Speaking on Wednesday, Tánaiste Micheál Martin said Ireland will be recognising the state of Palestine before the end of the month.


“The specific date is still fluid because we’re still in discussion with some countries in respect of a joint recognition of a Palestinian state,” he said on Newstalk Breakfast.

“That will become clear in the next few days as to the specific date but it certainly will be before the end of this month and I will have further consultations today with some foreign ministers in respect of the final, specific details of this,” Mr Martin said.

“We’re doing it in the context of the Arab peace initiative, [in efforts to support] a two-state solution and to extend a signal towards the Palestinian population at large that we support their right to self-determination and the idea of a two-state solution as the only way that Israelis and Palestinians can live side by side in peace”.

Mr Harris was also briefed by King Abdullah on Jordanian efforts to secure an end to the conflict and to “create a context for peace in the region”, including contacts between the king and other regional leaders and the king’s discussions with US president Joe Biden in Washington last week.

King Abdullah told the Taoiseach this work will be a focus at the Arab summit due to convene in Bahrain this week.

“They also discussed the humanitarian catastrophe in Gaza, and in particular the situation in Rafah. The king underscored the need for the international community to step up efforts to increase humanitarian assistance, and the Taoiseach promised Ireland’s full support in advancing this work,” the Government said.

The Taoiseach also congratulated the king on his silver jubilee. The 25th anniversary of his accession to the throne will be formally marked on June 9th.

The leaders of Ireland, Malta and Spain have previously said they “stood ready” to recognise Palestinian statehood. Their argument was that the recognition of the state was necessary for any future peace process.

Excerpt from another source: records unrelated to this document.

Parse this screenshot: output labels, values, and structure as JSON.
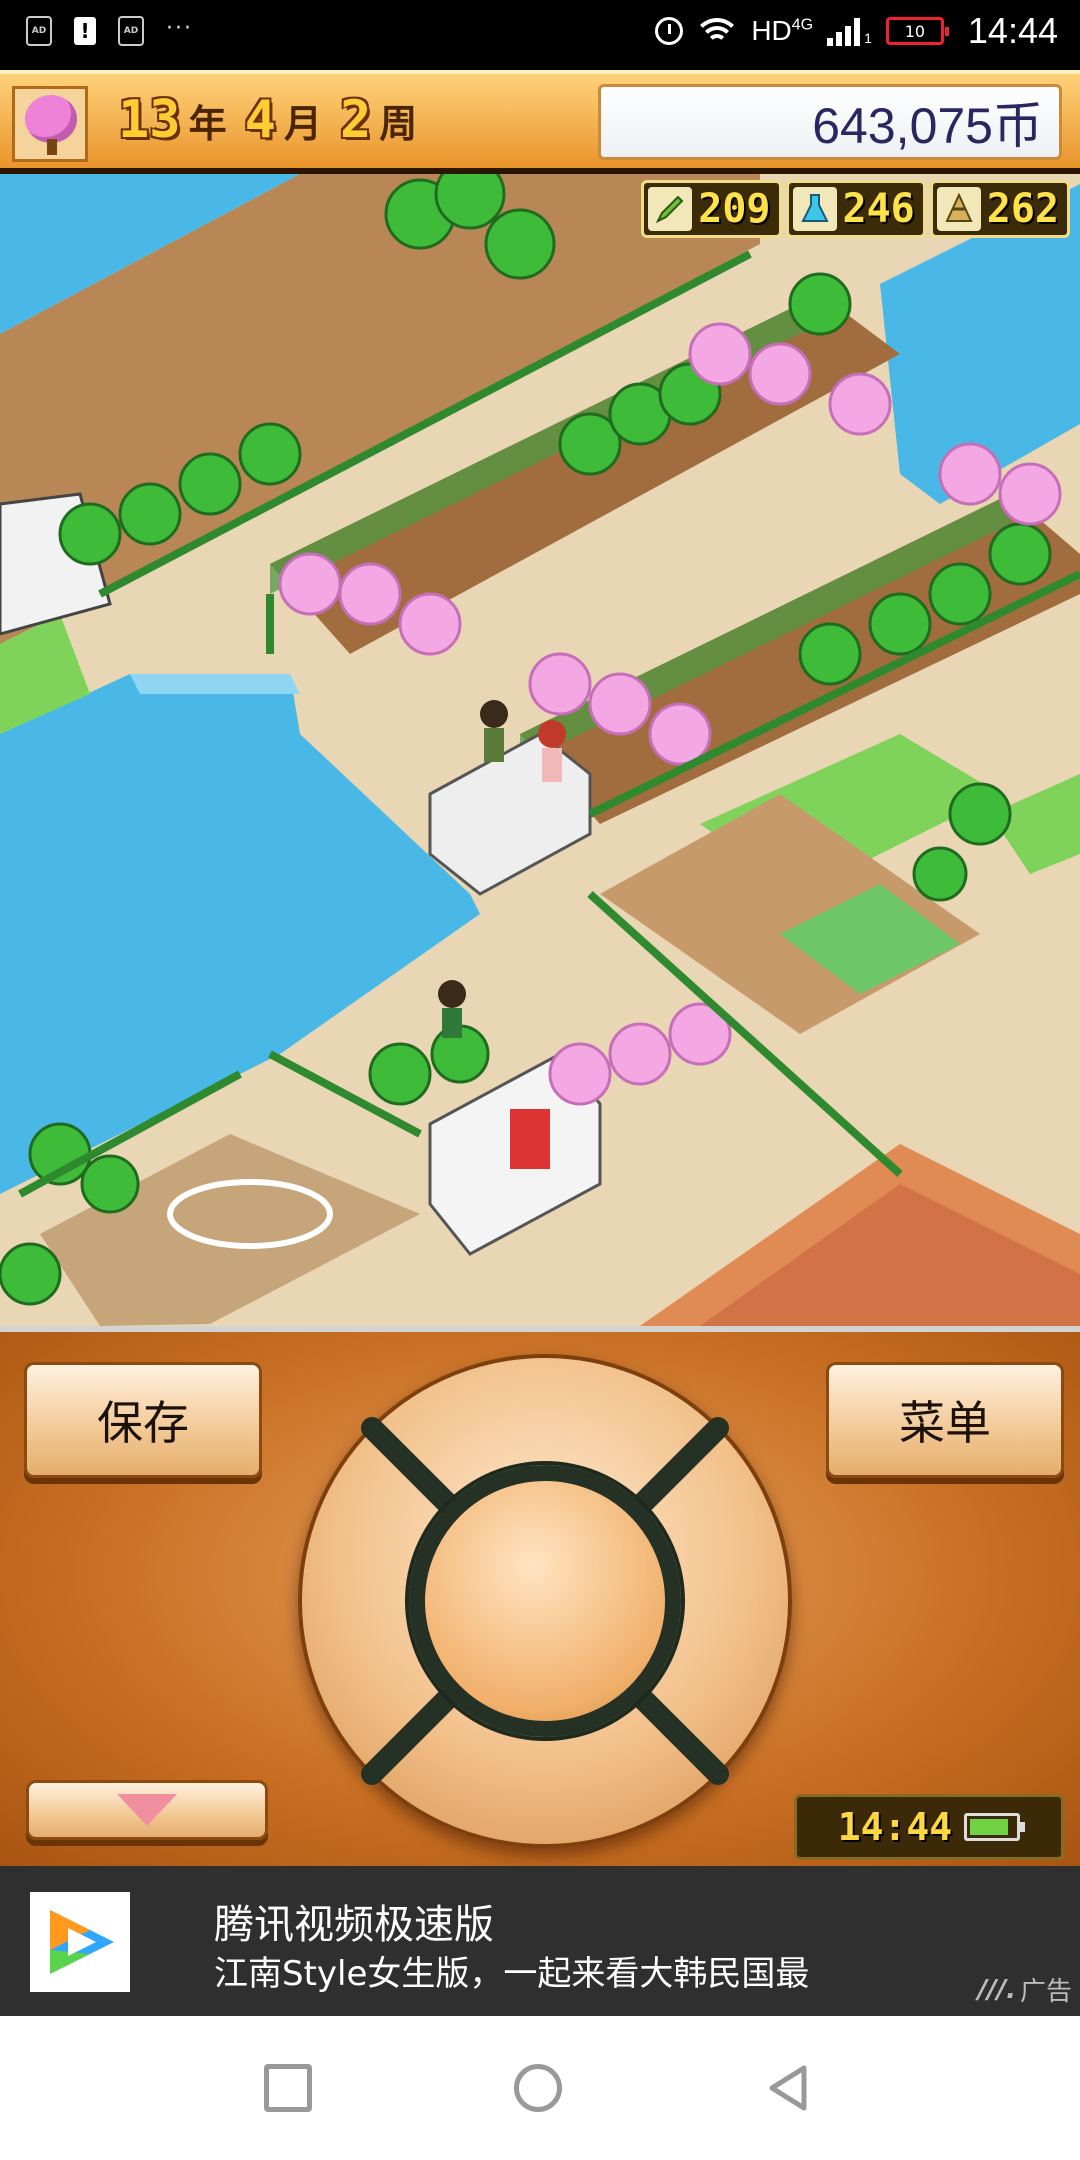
{
  "status_bar": {
    "ad_icon": "AD",
    "dots": "···",
    "network_label": "HD",
    "network_type": "4G",
    "sim": "1",
    "battery": "10",
    "time": "14:44"
  },
  "header": {
    "year_num": "13",
    "year_unit": "年",
    "month_num": "4",
    "month_unit": "月",
    "week_num": "2",
    "week_unit": "周",
    "money": "643,075币"
  },
  "resources": [
    {
      "icon": "pencil-icon",
      "value": "209"
    },
    {
      "icon": "flask-icon",
      "value": "246"
    },
    {
      "icon": "cone-icon",
      "value": "262"
    }
  ],
  "controls": {
    "save_label": "保存",
    "menu_label": "菜单",
    "clock": "14:44"
  },
  "ad": {
    "title": "腾讯视频极速版",
    "subtitle": "江南Style女生版，一起来看大韩民国最",
    "tag": "广告"
  },
  "colors": {
    "header_gold": "#e9952c",
    "controller_orange": "#c76e22",
    "water": "#48b9e8",
    "grass": "#7fd35b",
    "digits_yellow": "#ffcc33"
  }
}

On May 10th, the United Nations General Assembly backed a Palestinian bid to become a full UN member by recognising it as qualified to join and recommending the Security Council “reconsider the matter favourably”.

The vote by the 193-member General Assembly was a global survey of support for the Palestinian bid to become a full UN member – a move that would effectively recognise a Palestinian state – after the United States vetoed it in the UN Security Council last month.

It does not give the Palestinians full UN membership, but simply recognises them as qualified to join.

Jack Horgan-Jones

Jack Horgan-Jones

Jack Horgan-Jones is a Political Correspondent with The Irish Times

Vivienne Clarke

Vivienne Clarke is a reporter